### What is being asked
Every single record below is to be reproduced exactly.

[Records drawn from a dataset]
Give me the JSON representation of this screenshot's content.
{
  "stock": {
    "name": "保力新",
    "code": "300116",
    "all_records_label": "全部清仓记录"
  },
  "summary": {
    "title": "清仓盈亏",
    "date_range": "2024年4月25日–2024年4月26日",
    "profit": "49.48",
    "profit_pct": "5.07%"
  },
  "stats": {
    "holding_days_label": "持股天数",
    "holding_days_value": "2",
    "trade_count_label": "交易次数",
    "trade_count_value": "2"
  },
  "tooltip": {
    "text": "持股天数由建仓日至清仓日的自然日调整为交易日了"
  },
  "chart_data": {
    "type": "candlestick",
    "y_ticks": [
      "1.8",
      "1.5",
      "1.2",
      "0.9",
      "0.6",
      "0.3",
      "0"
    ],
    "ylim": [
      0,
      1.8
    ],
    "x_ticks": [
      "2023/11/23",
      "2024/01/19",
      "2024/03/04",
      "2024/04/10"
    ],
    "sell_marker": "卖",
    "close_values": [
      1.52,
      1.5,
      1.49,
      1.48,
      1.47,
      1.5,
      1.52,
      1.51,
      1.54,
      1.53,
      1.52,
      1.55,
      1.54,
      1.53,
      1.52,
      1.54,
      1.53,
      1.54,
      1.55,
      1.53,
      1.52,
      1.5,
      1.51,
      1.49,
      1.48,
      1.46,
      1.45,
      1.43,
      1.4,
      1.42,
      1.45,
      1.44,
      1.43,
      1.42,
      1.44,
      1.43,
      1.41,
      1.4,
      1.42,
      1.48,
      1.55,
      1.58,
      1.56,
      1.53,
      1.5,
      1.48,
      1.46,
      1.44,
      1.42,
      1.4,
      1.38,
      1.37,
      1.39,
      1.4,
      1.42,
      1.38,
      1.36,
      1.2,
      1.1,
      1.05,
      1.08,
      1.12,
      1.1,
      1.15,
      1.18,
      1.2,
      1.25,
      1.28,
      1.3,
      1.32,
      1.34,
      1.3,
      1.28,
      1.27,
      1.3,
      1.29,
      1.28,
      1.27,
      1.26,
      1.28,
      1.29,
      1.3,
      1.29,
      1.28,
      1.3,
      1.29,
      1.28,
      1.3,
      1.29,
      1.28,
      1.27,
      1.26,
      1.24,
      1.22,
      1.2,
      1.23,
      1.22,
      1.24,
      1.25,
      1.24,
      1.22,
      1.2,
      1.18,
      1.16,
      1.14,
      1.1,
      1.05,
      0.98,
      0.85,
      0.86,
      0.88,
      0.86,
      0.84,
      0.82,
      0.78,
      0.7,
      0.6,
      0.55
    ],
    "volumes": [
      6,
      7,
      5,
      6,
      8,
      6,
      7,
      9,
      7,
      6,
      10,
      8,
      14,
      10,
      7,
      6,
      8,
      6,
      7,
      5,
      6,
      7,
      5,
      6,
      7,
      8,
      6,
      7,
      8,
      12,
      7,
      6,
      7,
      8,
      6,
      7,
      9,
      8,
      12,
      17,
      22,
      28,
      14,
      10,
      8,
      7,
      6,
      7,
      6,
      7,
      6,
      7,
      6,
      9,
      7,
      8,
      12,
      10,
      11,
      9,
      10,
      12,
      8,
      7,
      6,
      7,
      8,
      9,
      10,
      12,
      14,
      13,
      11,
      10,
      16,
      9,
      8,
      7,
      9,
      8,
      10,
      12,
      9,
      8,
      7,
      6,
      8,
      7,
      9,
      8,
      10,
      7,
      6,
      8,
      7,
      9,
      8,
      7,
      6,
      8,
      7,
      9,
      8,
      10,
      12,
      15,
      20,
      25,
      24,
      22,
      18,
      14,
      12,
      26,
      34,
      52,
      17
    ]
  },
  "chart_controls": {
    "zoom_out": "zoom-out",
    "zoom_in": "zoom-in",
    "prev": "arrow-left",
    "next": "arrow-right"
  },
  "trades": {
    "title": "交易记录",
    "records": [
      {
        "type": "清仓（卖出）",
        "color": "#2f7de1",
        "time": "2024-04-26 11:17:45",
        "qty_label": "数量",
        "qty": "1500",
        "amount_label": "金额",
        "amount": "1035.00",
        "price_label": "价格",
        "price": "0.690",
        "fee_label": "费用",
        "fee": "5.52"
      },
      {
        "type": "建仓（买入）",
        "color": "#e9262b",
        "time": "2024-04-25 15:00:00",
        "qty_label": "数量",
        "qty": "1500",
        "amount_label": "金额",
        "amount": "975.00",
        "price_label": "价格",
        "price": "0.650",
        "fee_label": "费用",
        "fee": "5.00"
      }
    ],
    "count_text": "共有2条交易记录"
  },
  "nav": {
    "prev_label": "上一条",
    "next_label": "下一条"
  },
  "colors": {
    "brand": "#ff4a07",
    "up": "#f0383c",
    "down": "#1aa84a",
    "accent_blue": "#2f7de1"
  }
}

### Solution to this problem
Give me the JSON representation of this screenshot's content.
{
  "stock": {
    "name": "保力新",
    "code": "300116",
    "all_records_label": "全部清仓记录"
  },
  "summary": {
    "title": "清仓盈亏",
    "date_range": "2024年4月25日–2024年4月26日",
    "profit": "49.48",
    "profit_pct": "5.07%"
  },
  "stats": {
    "holding_days_label": "持股天数",
    "holding_days_value": "2",
    "trade_count_label": "交易次数",
    "trade_count_value": "2"
  },
  "tooltip": {
    "text": "持股天数由建仓日至清仓日的自然日调整为交易日了"
  },
  "chart_data": {
    "type": "candlestick",
    "y_ticks": [
      "1.8",
      "1.5",
      "1.2",
      "0.9",
      "0.6",
      "0.3",
      "0"
    ],
    "ylim": [
      0,
      1.8
    ],
    "x_ticks": [
      "2023/11/23",
      "2024/01/19",
      "2024/03/04",
      "2024/04/10"
    ],
    "sell_marker": "卖",
    "close_values": [
      1.52,
      1.5,
      1.49,
      1.48,
      1.47,
      1.5,
      1.52,
      1.51,
      1.54,
      1.53,
      1.52,
      1.55,
      1.54,
      1.53,
      1.52,
      1.54,
      1.53,
      1.54,
      1.55,
      1.53,
      1.52,
      1.5,
      1.51,
      1.49,
      1.48,
      1.46,
      1.45,
      1.43,
      1.4,
      1.42,
      1.45,
      1.44,
      1.43,
      1.42,
      1.44,
      1.43,
      1.41,
      1.4,
      1.42,
      1.48,
      1.55,
      1.58,
      1.56,
      1.53,
      1.5,
      1.48,
      1.46,
      1.44,
      1.42,
      1.4,
      1.38,
      1.37,
      1.39,
      1.4,
      1.42,
      1.38,
      1.36,
      1.2,
      1.1,
      1.05,
      1.08,
      1.12,
      1.1,
      1.15,
      1.18,
      1.2,
      1.25,
      1.28,
      1.3,
      1.32,
      1.34,
      1.3,
      1.28,
      1.27,
      1.3,
      1.29,
      1.28,
      1.27,
      1.26,
      1.28,
      1.29,
      1.3,
      1.29,
      1.28,
      1.3,
      1.29,
      1.28,
      1.3,
      1.29,
      1.28,
      1.27,
      1.26,
      1.24,
      1.22,
      1.2,
      1.23,
      1.22,
      1.24,
      1.25,
      1.24,
      1.22,
      1.2,
      1.18,
      1.16,
      1.14,
      1.1,
      1.05,
      0.98,
      0.85,
      0.86,
      0.88,
      0.86,
      0.84,
      0.82,
      0.78,
      0.7,
      0.6,
      0.55
    ],
    "volumes": [
      6,
      7,
      5,
      6,
      8,
      6,
      7,
      9,
      7,
      6,
      10,
      8,
      14,
      10,
      7,
      6,
      8,
      6,
      7,
      5,
      6,
      7,
      5,
      6,
      7,
      8,
      6,
      7,
      8,
      12,
      7,
      6,
      7,
      8,
      6,
      7,
      9,
      8,
      12,
      17,
      22,
      28,
      14,
      10,
      8,
      7,
      6,
      7,
      6,
      7,
      6,
      7,
      6,
      9,
      7,
      8,
      12,
      10,
      11,
      9,
      10,
      12,
      8,
      7,
      6,
      7,
      8,
      9,
      10,
      12,
      14,
      13,
      11,
      10,
      16,
      9,
      8,
      7,
      9,
      8,
      10,
      12,
      9,
      8,
      7,
      6,
      8,
      7,
      9,
      8,
      10,
      7,
      6,
      8,
      7,
      9,
      8,
      7,
      6,
      8,
      7,
      9,
      8,
      10,
      12,
      15,
      20,
      25,
      24,
      22,
      18,
      14,
      12,
      26,
      34,
      52,
      17
    ]
  },
  "chart_controls": {
    "zoom_out": "zoom-out",
    "zoom_in": "zoom-in",
    "prev": "arrow-left",
    "next": "arrow-right"
  },
  "trades": {
    "title": "交易记录",
    "records": [
      {
        "type": "清仓（卖出）",
        "color": "#2f7de1",
        "time": "2024-04-26 11:17:45",
        "qty_label": "数量",
        "qty": "1500",
        "amount_label": "金额",
        "amount": "1035.00",
        "price_label": "价格",
        "price": "0.690",
        "fee_label": "费用",
        "fee": "5.52"
      },
      {
        "type": "建仓（买入）",
        "color": "#e9262b",
        "time": "2024-04-25 15:00:00",
        "qty_label": "数量",
        "qty": "1500",
        "amount_label": "金额",
        "amount": "975.00",
        "price_label": "价格",
        "price": "0.650",
        "fee_label": "费用",
        "fee": "5.00"
      }
    ],
    "count_text": "共有2条交易记录"
  },
  "nav": {
    "prev_label": "上一条",
    "next_label": "下一条"
  },
  "colors": {
    "brand": "#ff4a07",
    "up": "#f0383c",
    "down": "#1aa84a",
    "accent_blue": "#2f7de1"
  }
}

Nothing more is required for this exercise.